• **DATA SECTION**
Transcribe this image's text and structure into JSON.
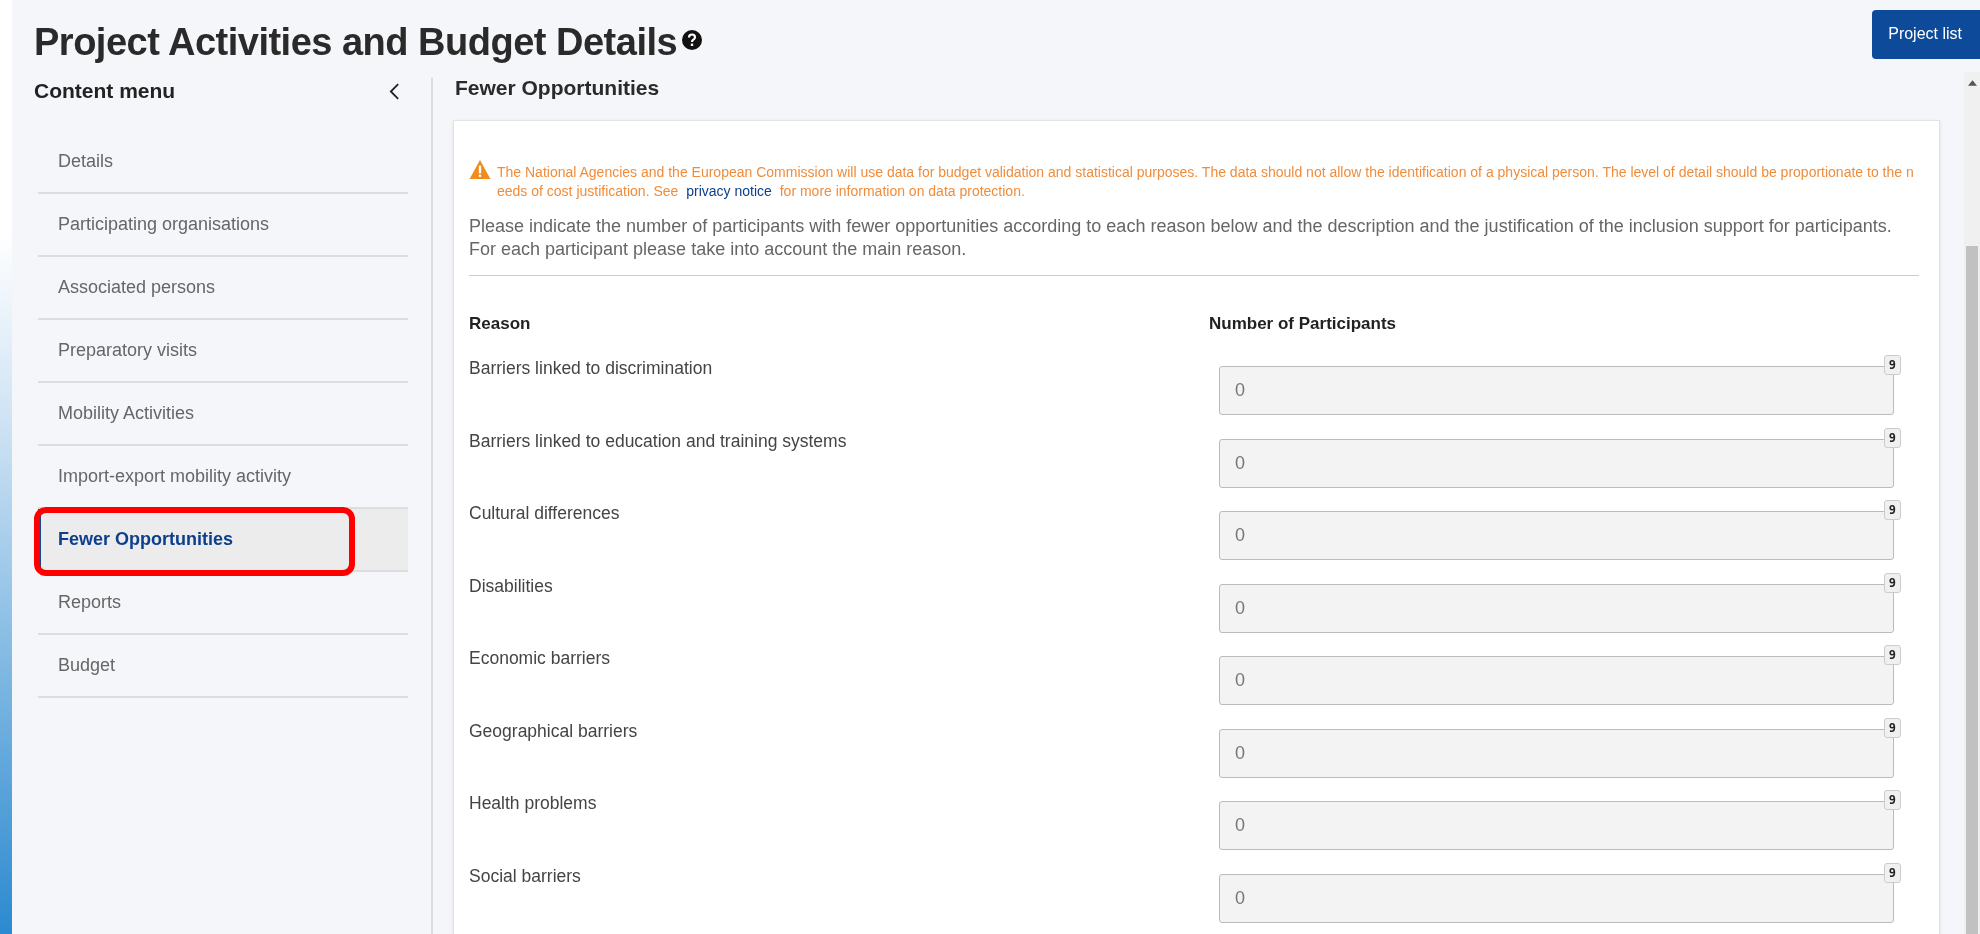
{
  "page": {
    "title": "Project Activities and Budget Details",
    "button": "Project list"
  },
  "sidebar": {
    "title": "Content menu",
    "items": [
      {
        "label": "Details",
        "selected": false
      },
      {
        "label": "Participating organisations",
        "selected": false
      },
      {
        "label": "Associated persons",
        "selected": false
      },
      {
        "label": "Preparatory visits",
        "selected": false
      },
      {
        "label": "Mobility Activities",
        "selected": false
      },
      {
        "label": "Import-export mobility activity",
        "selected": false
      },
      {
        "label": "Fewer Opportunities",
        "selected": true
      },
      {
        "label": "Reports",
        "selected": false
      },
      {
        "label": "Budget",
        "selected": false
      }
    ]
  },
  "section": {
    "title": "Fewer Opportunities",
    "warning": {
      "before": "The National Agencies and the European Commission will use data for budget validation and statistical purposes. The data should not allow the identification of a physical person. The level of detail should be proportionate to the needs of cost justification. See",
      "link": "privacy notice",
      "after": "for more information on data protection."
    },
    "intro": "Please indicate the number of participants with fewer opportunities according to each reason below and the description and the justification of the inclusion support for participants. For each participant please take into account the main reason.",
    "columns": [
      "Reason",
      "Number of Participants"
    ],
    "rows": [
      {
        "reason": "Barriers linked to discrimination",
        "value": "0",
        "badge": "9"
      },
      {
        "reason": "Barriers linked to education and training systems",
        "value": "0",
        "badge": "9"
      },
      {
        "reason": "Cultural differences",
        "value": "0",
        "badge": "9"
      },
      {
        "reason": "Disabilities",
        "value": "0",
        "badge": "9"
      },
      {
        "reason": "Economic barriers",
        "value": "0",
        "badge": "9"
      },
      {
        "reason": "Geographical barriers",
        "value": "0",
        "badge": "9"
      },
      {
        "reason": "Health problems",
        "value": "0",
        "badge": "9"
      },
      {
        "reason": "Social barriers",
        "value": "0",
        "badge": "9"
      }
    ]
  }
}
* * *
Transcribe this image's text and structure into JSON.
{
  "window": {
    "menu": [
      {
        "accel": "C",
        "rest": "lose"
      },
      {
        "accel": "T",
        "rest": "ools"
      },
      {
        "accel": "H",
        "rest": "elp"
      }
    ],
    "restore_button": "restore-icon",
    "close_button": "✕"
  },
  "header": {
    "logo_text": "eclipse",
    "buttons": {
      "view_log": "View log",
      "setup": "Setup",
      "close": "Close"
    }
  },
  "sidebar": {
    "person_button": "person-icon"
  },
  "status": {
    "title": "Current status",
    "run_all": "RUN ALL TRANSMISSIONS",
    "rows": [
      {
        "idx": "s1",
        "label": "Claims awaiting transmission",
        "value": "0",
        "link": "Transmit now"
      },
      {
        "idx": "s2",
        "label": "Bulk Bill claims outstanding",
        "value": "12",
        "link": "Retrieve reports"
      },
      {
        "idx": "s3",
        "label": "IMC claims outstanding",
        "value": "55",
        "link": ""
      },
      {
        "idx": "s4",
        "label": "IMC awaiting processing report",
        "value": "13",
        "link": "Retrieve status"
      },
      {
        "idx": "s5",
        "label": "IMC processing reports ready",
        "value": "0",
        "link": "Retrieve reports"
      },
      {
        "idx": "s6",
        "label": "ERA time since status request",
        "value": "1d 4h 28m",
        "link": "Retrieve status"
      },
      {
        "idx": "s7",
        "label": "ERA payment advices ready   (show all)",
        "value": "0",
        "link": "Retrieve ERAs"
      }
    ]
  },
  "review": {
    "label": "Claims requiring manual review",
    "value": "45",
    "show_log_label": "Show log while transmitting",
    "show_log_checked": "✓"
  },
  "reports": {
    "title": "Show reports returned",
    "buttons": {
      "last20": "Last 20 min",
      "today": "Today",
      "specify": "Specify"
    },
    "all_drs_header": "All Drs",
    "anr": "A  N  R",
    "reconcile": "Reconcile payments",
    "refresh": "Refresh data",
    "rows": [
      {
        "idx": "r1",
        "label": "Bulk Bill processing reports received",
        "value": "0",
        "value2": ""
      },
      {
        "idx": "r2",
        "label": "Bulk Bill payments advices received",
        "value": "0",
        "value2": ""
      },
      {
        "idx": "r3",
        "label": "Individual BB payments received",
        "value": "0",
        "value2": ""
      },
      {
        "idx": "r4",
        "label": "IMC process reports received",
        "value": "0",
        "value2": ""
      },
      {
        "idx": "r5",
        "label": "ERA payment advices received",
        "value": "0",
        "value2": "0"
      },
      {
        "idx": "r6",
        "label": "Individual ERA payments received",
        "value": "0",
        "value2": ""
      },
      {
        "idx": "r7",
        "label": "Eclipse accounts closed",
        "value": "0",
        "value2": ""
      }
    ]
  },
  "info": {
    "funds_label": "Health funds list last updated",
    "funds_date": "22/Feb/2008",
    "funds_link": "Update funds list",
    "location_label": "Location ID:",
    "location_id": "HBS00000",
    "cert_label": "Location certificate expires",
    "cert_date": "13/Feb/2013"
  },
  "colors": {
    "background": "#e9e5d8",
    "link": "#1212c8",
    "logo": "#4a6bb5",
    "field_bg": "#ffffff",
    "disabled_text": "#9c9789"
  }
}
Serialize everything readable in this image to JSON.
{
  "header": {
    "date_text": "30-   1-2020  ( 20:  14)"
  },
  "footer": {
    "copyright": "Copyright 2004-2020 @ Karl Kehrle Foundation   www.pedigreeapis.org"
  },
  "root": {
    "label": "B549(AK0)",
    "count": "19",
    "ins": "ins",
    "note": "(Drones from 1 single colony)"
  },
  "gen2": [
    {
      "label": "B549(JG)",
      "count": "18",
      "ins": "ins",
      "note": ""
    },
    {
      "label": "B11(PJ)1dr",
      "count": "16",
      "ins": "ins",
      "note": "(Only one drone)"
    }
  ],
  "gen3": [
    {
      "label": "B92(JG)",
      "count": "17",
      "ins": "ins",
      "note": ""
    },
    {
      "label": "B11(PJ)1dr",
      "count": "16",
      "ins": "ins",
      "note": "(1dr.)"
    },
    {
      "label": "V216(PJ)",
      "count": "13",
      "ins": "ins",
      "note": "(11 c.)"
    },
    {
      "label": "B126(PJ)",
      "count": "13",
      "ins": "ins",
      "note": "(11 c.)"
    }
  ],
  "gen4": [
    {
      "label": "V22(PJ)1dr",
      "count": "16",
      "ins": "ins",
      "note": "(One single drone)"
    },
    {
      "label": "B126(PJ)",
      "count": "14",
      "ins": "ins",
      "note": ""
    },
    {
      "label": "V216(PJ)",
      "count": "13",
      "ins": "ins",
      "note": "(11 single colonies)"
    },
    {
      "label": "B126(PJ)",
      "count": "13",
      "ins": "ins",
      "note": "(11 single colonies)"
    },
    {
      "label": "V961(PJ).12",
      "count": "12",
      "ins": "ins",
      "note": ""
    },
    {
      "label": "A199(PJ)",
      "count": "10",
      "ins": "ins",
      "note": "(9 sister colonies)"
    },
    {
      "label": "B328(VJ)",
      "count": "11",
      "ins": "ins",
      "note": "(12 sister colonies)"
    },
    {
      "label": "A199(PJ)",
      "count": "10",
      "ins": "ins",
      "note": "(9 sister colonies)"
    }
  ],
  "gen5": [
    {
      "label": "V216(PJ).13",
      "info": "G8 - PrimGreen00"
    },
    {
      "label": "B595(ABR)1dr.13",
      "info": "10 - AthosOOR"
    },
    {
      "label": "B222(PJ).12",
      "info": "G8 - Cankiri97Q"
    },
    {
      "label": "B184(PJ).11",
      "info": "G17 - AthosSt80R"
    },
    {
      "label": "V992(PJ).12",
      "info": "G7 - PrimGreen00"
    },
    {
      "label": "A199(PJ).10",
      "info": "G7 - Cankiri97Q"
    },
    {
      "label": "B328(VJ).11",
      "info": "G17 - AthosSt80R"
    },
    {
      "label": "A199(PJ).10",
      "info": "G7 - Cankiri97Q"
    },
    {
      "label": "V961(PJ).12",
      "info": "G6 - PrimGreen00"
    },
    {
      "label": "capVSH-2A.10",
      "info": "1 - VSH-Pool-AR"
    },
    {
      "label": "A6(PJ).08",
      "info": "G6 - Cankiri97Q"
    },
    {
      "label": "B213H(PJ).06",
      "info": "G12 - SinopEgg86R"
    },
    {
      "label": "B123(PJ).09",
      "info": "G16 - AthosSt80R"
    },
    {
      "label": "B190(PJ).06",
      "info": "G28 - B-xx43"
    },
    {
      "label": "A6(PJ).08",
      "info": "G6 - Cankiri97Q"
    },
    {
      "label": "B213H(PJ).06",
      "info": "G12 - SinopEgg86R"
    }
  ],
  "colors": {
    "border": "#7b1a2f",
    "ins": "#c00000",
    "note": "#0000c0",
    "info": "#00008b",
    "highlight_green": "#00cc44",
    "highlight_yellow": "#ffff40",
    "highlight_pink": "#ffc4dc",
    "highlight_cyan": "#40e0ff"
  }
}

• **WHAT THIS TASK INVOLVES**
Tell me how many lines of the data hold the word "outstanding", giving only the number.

• **THE ANSWER**
2